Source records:
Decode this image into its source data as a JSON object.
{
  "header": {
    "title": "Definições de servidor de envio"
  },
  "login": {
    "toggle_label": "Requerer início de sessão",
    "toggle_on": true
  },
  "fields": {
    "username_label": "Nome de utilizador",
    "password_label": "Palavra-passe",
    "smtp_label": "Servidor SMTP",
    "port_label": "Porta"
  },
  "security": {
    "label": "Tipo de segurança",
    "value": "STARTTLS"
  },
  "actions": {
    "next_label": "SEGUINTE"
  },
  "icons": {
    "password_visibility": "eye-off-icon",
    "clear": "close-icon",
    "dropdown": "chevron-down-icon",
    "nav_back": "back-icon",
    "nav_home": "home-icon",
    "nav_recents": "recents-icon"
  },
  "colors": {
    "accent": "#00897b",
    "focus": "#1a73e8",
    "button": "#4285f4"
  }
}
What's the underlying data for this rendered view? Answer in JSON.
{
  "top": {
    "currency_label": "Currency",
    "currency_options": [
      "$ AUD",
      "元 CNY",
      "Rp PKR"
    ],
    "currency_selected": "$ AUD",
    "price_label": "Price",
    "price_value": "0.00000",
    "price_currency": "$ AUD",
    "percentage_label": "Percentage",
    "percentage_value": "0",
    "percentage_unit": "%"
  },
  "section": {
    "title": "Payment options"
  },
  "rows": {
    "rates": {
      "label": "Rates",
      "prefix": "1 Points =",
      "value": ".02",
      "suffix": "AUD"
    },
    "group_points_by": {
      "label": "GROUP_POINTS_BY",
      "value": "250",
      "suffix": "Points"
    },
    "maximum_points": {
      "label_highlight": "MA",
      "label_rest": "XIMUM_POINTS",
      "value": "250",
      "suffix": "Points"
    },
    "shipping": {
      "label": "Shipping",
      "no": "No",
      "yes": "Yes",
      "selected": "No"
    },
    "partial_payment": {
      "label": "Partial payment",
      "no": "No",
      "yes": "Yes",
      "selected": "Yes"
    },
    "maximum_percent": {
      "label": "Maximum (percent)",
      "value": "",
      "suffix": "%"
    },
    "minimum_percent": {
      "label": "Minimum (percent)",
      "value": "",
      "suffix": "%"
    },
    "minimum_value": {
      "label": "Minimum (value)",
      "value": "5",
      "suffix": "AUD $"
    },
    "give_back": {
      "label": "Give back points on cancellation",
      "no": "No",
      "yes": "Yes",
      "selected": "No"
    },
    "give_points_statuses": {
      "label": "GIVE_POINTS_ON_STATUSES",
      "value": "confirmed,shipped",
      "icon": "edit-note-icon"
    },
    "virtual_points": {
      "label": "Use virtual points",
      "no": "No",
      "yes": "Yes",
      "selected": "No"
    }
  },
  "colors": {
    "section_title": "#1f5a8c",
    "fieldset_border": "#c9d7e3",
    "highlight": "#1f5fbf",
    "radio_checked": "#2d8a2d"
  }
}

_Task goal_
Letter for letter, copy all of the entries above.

_Solution to the problem_
Decode this image into its source data as a JSON object.
{
  "header": {
    "title": "Definições de servidor de envio"
  },
  "login": {
    "toggle_label": "Requerer início de sessão",
    "toggle_on": true
  },
  "fields": {
    "username_label": "Nome de utilizador",
    "password_label": "Palavra-passe",
    "smtp_label": "Servidor SMTP",
    "port_label": "Porta"
  },
  "security": {
    "label": "Tipo de segurança",
    "value": "STARTTLS"
  },
  "actions": {
    "next_label": "SEGUINTE"
  },
  "icons": {
    "password_visibility": "eye-off-icon",
    "clear": "close-icon",
    "dropdown": "chevron-down-icon",
    "nav_back": "back-icon",
    "nav_home": "home-icon",
    "nav_recents": "recents-icon"
  },
  "colors": {
    "accent": "#00897b",
    "focus": "#1a73e8",
    "button": "#4285f4"
  }
}
What's the underlying data for this rendered view? Answer in JSON.
{
  "top": {
    "currency_label": "Currency",
    "currency_options": [
      "$ AUD",
      "元 CNY",
      "Rp PKR"
    ],
    "currency_selected": "$ AUD",
    "price_label": "Price",
    "price_value": "0.00000",
    "price_currency": "$ AUD",
    "percentage_label": "Percentage",
    "percentage_value": "0",
    "percentage_unit": "%"
  },
  "section": {
    "title": "Payment options"
  },
  "rows": {
    "rates": {
      "label": "Rates",
      "prefix": "1 Points =",
      "value": ".02",
      "suffix": "AUD"
    },
    "group_points_by": {
      "label": "GROUP_POINTS_BY",
      "value": "250",
      "suffix": "Points"
    },
    "maximum_points": {
      "label_highlight": "MA",
      "label_rest": "XIMUM_POINTS",
      "value": "250",
      "suffix": "Points"
    },
    "shipping": {
      "label": "Shipping",
      "no": "No",
      "yes": "Yes",
      "selected": "No"
    },
    "partial_payment": {
      "label": "Partial payment",
      "no": "No",
      "yes": "Yes",
      "selected": "Yes"
    },
    "maximum_percent": {
      "label": "Maximum (percent)",
      "value": "",
      "suffix": "%"
    },
    "minimum_percent": {
      "label": "Minimum (percent)",
      "value": "",
      "suffix": "%"
    },
    "minimum_value": {
      "label": "Minimum (value)",
      "value": "5",
      "suffix": "AUD $"
    },
    "give_back": {
      "label": "Give back points on cancellation",
      "no": "No",
      "yes": "Yes",
      "selected": "No"
    },
    "give_points_statuses": {
      "label": "GIVE_POINTS_ON_STATUSES",
      "value": "confirmed,shipped",
      "icon": "edit-note-icon"
    },
    "virtual_points": {
      "label": "Use virtual points",
      "no": "No",
      "yes": "Yes",
      "selected": "No"
    }
  },
  "colors": {
    "section_title": "#1f5a8c",
    "fieldset_border": "#c9d7e3",
    "highlight": "#1f5fbf",
    "radio_checked": "#2d8a2d"
  }
}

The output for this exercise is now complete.